Martin Scorsese’s “Shutter Island” was scheduled for November 2009, but Paramount announced the movie would be pushed to February 2010. Oscar pundits flooded the internet with speculation that the movie must be a clunker. But Par’s Brad Grey shrugged that the economic crisis had caused the studio to rethink its release schedule, and the new date worked better. It turned out to be a smart decision: The film was a popular and critical success, and earned nearly $300 million worldwide. It was a reminder to Oscar pundits that awards are not always the first consideration: The bottom line will always be the bottom line.

More Film

  • Gkids Takes Salvador Simó’s ‘Buñuel in

    Gkids Acquires ‘Buñuel in the Labyrinth of the Turtles’ (EXCLUSIVE)

    BUENOS AIRES — Gkids, the U.S. distributor of ten Best Animated Feature Oscar nominations including this year’s “The Breadwinner,” has acquired North American rights to Spaniard Salvador Simó’s “Buñuel in the Labyrinth of the Turtles.” Gkids will release the film theatrically next year. The animated feature is sold worldwide by Spain’s Latido Films; the all-rights [...]

  • Mary Poppins (Emily Blunt) returns to

    Film Review: 'Mary Poppins Returns'

    Nostalgia is a quaint word, one that summons visions of things that are toasty, comfy, wholesome, reassuring — all qualities, as it happens, that we associate with the 1964 Walt Disney nanny-from-heaven musical “Mary Poppins.” Yet nostalgia can also be a magical thing. It’s the great time machine of human emotion, with the power to [...]

  • O_163_wem_1360_comp_v003_01,1159 2 – L-R: Gwilym Lee

    SAG Award Nominations: Biggest Snubs and Surprises

    At the SAG Awards nominations Wednesday morning, “A Star Is Born” led the film pack with four nods and while that wasn’t a surprise, there were plenty of snubs and surprises that caught us off guard. On the television side, a plethora of co-stars are competing against each other, as both male and female actors [...]

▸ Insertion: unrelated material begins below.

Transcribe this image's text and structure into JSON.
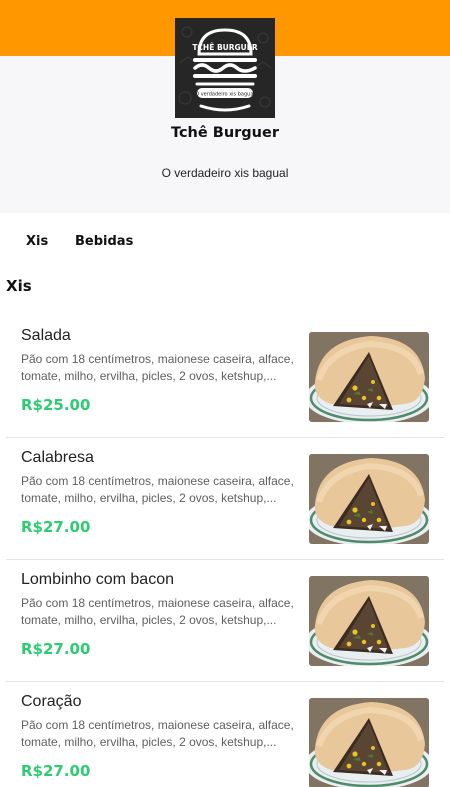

  • DF-04714_R2 - Jennifer Lawrence stars as

    20th Century Fox Takes Final Bow at CineAsia

    If it is possible to feel sympathy for the demise of a competitor, such feelings were on display Wednesday evening at the CineAsia distributors and exhibitors’ convention in Hong Kong. 20th Century Fox made what was expected to be its final product presentation at the event as an independent studio. The mega-acquisition of Fox by [...]

  • SAG Awards Placeholder

    SAG Nominations Scorecard: Netflix Leads the Pack

    Netflix led the way among all networks and studios with this year’s SAG nominations, garnering 15 nods thanks to programming like “GLOW,” “Ozark,” “Grace and Frankie” and “The Kominsky Method.” “Ozark” was among the select group of titles to snare four nominations, along with “A Star Is Born” and “The Marvelous Mrs. Maisel.” On the [...]

  • SAG Nominations: 'A Star Is Born,'

    'A Star Is Born,' 'Mrs. Maisel,' 'Ozark' Lead SAG Awards Nominations

    Musical drama “A Star Is Born” led the way with four SAG feature film nominations, while “The Marvelous Mrs. Maisel” and “Ozark” each scored a quartet of TV nominations. “BlacKkKlansman” and “The Favourite” both took a trio of film nominations, followed by “Barry,” “GLOW,” “The Handmaid’s Tale,” and “The Kominsky Method,” each scoring three TV [...]

  • Marvelous Ms Maisel

    SAG Award Nominations: Complete List

    Nominations for the 25th annual SAG Awards were announced on Wednesday. Lady Gaga and Bradley Cooper’s “A Star Is Born” led film nominations with four nods, including best actor for Cooper, best actress for Gaga, best ensemble, and best supporting actor for Sam Elliot. “BlacKkKlansman” and “The Favourite” followed close behind, both taking home a [...]

More From Our Brands

Access exclusive content